I have to commend Rose Cut by Ann Gerard – its progression is really something. It manages somehow to lurch from a sickly sweet rum-and-aldehydes opening to a parched, mineralic dust in 2.5 hours flat. Has to be some kind of record for going from bad to worse.
The opening notes are a depressing microcosm of ‘niche’ – raspberry jam, rubber, rum, a pile of sugar crystals and the unnaturally white spackle of aldehydes. There’s an interesting rose note in there somewhere, but it comes and goes, and its pale little flutter gets covered up by a purple soap note and what smells like me to be mint. Something herbal and hotel-soapy anyway. It might be the peony. If I’m not mistaken, that’s the note that makes me struggle a bit with Dzongkha (although I respect Dzongkha and I keep trying with it).
It’s the base that I really dislike, though. It flattens out into a grey, mineralic powder that seems to emphasise the very worst aspects of benzoin, specifically that kind of bitter, resinous, catch-in-your-throat facet of bezoin. I’m less keen on that side of benzoin than on the vanilla and lemon cream side.
The oakmoss wood absolute, or whatever they’re calling the substitute for real oakmoss, is not a real replacement at all. So here we have the dry, salty woodiness of oakmoss but without the entrancing, deep inky sludge facets of the real deal. Again, like with the benzoin, this perfume is emphasising all the least attractive facets of the base materials and discarding the parts that make them smell interesting. In my opinion. (Anyone who watches the Good Wife will get that reference).

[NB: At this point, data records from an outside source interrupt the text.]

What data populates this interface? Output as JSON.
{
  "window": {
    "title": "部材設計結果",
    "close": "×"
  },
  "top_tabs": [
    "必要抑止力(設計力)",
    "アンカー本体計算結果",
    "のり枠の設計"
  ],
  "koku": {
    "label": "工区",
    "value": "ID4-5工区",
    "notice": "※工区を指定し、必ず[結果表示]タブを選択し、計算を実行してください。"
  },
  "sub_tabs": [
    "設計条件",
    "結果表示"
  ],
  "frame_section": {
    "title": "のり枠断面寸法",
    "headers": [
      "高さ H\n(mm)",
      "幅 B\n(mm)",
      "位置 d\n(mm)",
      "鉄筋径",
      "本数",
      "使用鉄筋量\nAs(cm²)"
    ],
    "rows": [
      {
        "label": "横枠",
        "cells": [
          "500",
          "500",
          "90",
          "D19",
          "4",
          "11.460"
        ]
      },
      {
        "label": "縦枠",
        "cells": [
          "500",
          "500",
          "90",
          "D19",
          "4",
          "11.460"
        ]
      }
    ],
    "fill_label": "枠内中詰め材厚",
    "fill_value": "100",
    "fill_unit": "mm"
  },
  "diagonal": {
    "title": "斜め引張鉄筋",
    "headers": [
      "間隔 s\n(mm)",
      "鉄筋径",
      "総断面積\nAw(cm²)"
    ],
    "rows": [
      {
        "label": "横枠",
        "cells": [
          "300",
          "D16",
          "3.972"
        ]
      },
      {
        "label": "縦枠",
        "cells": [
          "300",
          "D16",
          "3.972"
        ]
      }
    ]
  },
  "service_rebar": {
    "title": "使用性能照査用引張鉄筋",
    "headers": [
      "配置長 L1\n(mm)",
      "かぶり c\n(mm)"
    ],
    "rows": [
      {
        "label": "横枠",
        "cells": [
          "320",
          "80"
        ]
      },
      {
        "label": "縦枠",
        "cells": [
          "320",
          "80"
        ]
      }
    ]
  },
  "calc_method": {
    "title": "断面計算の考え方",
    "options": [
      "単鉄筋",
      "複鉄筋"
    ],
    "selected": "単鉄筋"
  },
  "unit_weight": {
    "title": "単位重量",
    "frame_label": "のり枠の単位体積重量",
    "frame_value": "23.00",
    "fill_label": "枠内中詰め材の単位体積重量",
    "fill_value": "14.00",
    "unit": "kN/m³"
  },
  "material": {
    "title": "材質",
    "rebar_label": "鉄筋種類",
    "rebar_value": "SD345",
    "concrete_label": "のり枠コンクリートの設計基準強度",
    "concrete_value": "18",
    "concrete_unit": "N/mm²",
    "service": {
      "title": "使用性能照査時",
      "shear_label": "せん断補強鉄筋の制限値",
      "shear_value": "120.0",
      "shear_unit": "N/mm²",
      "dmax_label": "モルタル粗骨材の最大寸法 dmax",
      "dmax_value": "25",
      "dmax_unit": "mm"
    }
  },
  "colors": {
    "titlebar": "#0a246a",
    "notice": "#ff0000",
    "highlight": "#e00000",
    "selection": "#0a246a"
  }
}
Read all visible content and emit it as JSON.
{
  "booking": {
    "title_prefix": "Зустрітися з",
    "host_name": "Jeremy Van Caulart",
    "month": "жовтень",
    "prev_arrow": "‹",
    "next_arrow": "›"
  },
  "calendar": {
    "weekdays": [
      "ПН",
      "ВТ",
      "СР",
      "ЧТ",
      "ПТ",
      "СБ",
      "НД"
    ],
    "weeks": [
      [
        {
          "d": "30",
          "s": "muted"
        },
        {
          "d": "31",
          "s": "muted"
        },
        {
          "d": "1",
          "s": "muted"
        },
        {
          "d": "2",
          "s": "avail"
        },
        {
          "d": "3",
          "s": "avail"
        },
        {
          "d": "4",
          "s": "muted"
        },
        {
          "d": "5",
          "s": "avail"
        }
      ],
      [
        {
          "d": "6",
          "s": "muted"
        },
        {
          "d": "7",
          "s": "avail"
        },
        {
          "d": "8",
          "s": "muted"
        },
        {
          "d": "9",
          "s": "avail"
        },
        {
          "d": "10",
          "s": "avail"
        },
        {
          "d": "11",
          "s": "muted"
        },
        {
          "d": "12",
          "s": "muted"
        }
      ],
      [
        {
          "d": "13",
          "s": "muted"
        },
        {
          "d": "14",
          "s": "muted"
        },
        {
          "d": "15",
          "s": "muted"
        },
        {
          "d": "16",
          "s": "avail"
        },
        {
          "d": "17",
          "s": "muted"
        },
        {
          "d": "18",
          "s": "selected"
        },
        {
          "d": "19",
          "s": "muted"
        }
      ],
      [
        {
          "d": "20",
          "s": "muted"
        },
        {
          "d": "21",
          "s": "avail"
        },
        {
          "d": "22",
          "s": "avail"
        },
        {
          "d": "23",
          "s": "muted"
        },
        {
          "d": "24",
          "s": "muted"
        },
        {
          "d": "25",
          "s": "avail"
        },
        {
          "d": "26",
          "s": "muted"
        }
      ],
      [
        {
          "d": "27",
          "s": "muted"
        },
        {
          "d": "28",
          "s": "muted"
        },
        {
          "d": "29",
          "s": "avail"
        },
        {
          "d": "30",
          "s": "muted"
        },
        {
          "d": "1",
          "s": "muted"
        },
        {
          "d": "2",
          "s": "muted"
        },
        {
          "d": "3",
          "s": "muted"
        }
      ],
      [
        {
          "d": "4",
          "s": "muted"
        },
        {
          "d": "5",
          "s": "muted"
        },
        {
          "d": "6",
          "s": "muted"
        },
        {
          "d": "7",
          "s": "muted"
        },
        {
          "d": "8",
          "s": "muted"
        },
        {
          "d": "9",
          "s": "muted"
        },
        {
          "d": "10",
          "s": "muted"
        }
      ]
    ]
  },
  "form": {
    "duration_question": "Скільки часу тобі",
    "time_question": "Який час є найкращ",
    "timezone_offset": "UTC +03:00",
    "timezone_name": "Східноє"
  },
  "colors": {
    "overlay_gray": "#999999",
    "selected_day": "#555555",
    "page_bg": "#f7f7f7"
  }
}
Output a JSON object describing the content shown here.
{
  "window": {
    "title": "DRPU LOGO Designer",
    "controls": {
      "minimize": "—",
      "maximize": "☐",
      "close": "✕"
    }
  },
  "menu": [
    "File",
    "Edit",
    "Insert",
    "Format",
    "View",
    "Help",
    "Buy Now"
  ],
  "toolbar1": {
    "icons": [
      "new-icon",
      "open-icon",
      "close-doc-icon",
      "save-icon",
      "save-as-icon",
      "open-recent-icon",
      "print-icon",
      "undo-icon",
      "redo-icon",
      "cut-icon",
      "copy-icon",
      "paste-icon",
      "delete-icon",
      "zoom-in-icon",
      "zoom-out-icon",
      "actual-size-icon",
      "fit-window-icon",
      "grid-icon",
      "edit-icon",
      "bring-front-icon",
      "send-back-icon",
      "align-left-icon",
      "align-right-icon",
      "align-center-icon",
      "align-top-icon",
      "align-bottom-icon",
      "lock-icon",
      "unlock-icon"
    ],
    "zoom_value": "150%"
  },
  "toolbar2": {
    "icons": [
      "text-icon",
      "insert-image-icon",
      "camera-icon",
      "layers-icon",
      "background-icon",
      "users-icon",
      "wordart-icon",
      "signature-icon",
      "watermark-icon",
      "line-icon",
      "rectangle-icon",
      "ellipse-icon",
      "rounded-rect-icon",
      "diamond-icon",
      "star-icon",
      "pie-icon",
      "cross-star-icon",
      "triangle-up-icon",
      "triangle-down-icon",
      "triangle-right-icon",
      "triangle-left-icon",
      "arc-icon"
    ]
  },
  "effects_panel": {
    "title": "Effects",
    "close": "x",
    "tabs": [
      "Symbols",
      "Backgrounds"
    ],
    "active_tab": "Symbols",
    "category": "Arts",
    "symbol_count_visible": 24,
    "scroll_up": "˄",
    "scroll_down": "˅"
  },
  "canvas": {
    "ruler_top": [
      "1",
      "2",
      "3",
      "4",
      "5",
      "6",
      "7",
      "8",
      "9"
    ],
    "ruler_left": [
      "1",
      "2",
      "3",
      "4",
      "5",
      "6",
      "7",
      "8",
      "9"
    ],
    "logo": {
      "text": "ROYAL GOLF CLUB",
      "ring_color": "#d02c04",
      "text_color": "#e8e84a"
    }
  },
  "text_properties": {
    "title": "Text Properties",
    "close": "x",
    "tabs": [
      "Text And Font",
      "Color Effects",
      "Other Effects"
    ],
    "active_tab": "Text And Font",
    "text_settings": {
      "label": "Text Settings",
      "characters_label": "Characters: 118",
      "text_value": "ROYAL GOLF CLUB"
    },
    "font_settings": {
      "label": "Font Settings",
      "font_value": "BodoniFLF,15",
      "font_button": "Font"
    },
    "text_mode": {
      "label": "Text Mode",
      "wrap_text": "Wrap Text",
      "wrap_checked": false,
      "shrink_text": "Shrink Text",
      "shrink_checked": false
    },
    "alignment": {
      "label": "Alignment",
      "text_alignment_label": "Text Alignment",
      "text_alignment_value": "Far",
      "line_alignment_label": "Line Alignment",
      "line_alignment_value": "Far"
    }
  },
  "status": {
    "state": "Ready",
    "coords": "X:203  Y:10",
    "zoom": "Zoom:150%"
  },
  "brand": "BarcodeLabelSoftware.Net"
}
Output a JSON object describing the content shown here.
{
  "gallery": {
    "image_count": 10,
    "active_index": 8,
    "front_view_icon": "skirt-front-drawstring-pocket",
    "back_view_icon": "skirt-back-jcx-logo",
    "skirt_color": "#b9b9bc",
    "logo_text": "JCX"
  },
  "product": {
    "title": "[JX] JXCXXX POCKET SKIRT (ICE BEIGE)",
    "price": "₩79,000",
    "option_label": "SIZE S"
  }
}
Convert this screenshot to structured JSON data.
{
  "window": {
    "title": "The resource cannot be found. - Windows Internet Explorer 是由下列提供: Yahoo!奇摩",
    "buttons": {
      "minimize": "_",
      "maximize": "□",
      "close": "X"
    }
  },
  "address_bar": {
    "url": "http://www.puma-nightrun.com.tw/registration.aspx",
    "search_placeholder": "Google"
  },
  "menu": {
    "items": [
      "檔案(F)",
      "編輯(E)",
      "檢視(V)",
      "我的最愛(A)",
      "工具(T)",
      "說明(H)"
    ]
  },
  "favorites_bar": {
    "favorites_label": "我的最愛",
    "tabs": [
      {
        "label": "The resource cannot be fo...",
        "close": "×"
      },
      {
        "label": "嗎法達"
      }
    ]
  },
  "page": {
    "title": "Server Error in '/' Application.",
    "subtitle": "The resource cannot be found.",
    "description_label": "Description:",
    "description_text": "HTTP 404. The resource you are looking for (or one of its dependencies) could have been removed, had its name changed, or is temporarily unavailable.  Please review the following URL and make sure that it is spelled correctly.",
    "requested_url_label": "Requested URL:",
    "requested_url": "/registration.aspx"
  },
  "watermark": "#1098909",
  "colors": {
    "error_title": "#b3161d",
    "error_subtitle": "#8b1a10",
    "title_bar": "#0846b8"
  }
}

Honestly, the base just smells like hot, salt-encrusted rocks you find down at the seaside – all air-dried salt, minerals, and general grey stoniness. The patchouli is too pale and polite and cleaned-up to make any kind of impact. The rose has done a disappearing act. It has been “cut”. I keep catching a smell of rubber too – what IS that?